Task brief => Provide only the number of lines in the data below that contain the string "image".

Component data from apps and pages:
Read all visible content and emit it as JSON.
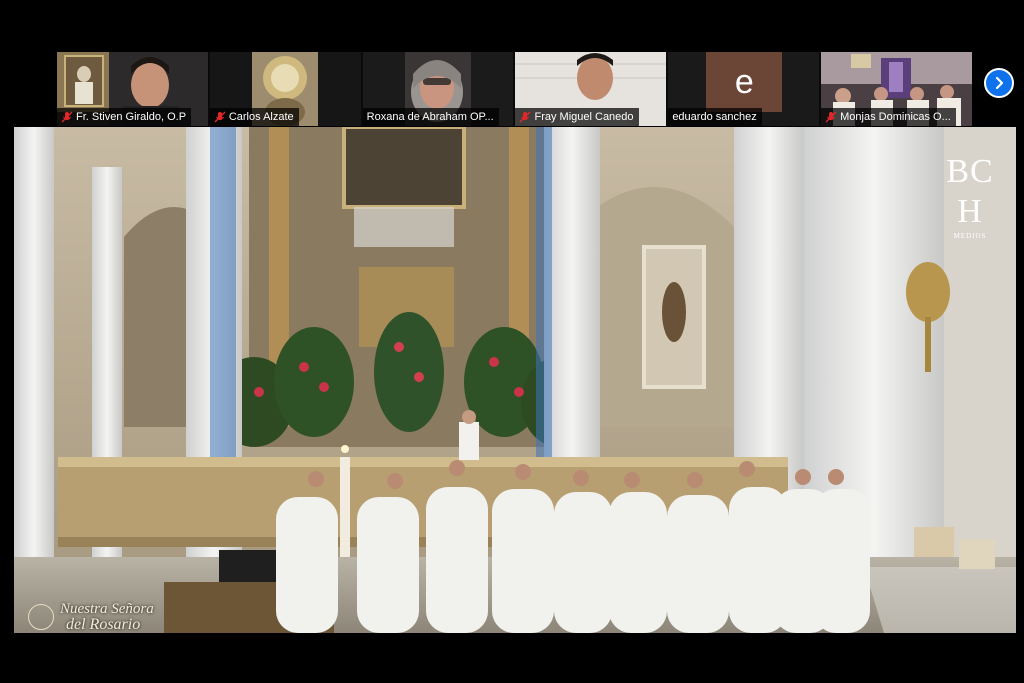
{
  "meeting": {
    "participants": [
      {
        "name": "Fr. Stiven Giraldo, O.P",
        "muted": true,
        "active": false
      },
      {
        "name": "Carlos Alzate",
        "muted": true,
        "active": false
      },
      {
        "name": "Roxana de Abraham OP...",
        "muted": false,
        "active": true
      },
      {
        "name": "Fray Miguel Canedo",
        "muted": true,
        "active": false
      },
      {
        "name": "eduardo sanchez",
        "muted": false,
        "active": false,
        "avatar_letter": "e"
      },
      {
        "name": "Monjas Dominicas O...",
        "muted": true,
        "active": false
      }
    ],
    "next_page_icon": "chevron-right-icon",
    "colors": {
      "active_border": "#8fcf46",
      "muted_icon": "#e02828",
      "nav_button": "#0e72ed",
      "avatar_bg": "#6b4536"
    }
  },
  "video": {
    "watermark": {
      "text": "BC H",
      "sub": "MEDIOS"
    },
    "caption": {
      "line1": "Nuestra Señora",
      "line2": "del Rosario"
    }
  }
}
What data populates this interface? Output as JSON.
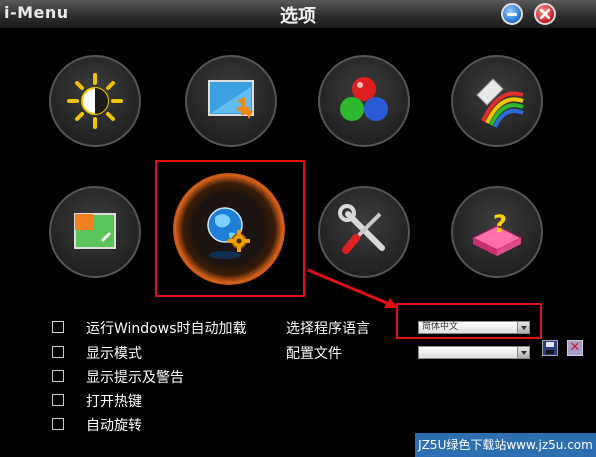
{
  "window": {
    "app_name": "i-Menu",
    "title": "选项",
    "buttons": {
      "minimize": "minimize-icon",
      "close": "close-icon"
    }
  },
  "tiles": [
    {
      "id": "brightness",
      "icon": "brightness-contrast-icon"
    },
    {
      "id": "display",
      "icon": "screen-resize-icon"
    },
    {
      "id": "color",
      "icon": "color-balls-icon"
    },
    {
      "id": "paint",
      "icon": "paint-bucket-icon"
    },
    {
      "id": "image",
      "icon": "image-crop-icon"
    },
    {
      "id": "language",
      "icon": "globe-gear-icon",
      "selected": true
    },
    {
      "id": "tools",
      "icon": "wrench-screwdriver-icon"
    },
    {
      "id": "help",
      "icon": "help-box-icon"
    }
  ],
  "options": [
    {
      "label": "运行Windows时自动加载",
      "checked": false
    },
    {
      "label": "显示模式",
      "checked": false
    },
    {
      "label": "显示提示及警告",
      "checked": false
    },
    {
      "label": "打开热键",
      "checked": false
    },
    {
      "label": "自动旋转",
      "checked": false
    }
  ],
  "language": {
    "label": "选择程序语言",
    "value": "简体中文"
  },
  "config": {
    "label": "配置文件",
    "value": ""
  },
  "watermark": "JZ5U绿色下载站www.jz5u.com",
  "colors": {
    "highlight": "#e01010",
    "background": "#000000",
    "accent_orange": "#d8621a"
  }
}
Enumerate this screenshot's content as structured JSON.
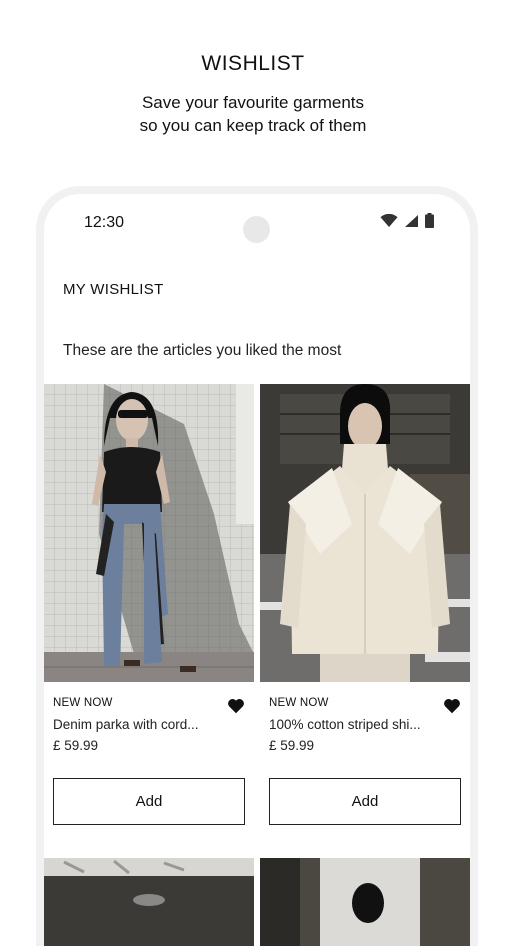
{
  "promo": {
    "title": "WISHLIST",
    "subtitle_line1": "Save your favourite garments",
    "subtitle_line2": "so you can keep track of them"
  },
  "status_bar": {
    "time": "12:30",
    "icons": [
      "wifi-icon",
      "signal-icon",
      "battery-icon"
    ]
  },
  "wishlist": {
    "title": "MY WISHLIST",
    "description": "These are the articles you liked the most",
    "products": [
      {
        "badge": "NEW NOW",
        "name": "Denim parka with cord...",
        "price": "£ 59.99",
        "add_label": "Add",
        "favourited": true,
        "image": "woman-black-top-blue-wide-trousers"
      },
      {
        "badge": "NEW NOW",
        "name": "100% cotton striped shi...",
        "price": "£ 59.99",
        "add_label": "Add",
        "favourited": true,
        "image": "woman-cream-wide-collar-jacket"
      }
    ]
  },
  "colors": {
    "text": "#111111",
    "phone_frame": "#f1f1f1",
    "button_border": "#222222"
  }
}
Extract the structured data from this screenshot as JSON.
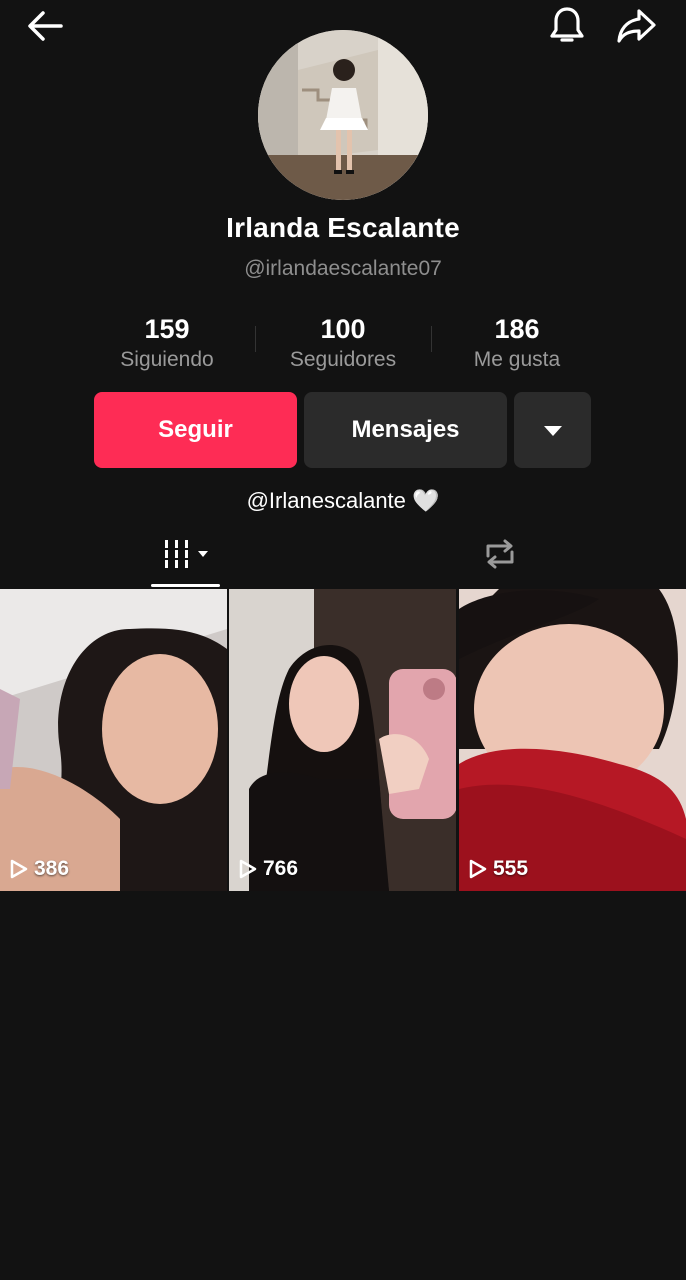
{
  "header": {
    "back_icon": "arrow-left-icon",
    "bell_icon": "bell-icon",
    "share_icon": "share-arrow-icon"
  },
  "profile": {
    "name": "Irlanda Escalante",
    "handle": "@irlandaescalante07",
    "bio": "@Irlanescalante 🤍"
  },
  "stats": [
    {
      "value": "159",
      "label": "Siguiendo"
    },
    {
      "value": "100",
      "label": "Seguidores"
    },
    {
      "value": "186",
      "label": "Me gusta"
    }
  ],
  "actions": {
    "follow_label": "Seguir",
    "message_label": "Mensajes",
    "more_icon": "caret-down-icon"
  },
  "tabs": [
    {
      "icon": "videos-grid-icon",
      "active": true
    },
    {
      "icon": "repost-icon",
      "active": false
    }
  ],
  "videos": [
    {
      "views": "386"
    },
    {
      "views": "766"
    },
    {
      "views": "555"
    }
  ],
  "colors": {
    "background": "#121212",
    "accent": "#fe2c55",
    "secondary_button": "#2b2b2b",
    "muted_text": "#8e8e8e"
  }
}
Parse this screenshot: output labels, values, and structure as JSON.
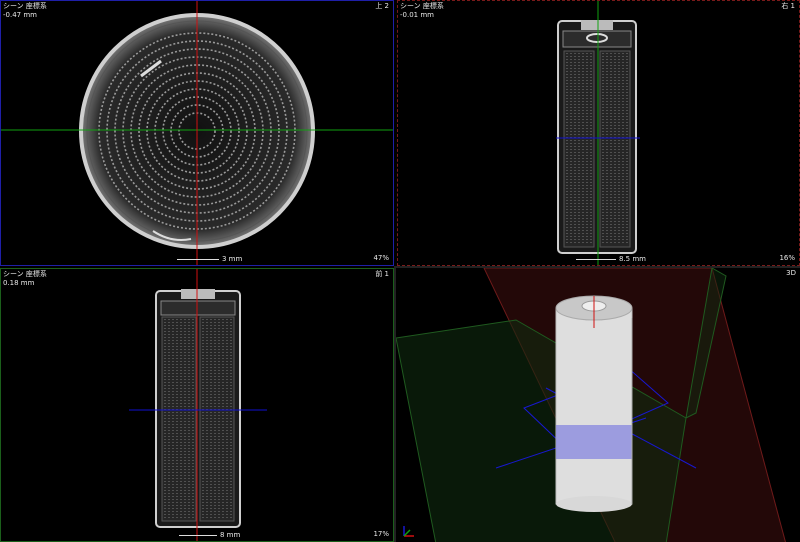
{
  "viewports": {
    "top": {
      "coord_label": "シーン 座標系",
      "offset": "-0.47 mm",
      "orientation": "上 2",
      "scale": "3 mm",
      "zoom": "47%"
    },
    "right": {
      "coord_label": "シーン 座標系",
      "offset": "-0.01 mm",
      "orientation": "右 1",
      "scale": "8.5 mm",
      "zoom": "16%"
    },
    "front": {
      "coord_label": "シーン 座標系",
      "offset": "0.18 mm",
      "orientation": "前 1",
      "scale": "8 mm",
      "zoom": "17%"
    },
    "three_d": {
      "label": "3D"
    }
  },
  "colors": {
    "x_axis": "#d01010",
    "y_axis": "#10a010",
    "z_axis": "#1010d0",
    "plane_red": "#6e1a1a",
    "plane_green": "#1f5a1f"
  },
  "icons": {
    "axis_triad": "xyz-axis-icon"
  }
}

Task solution => 4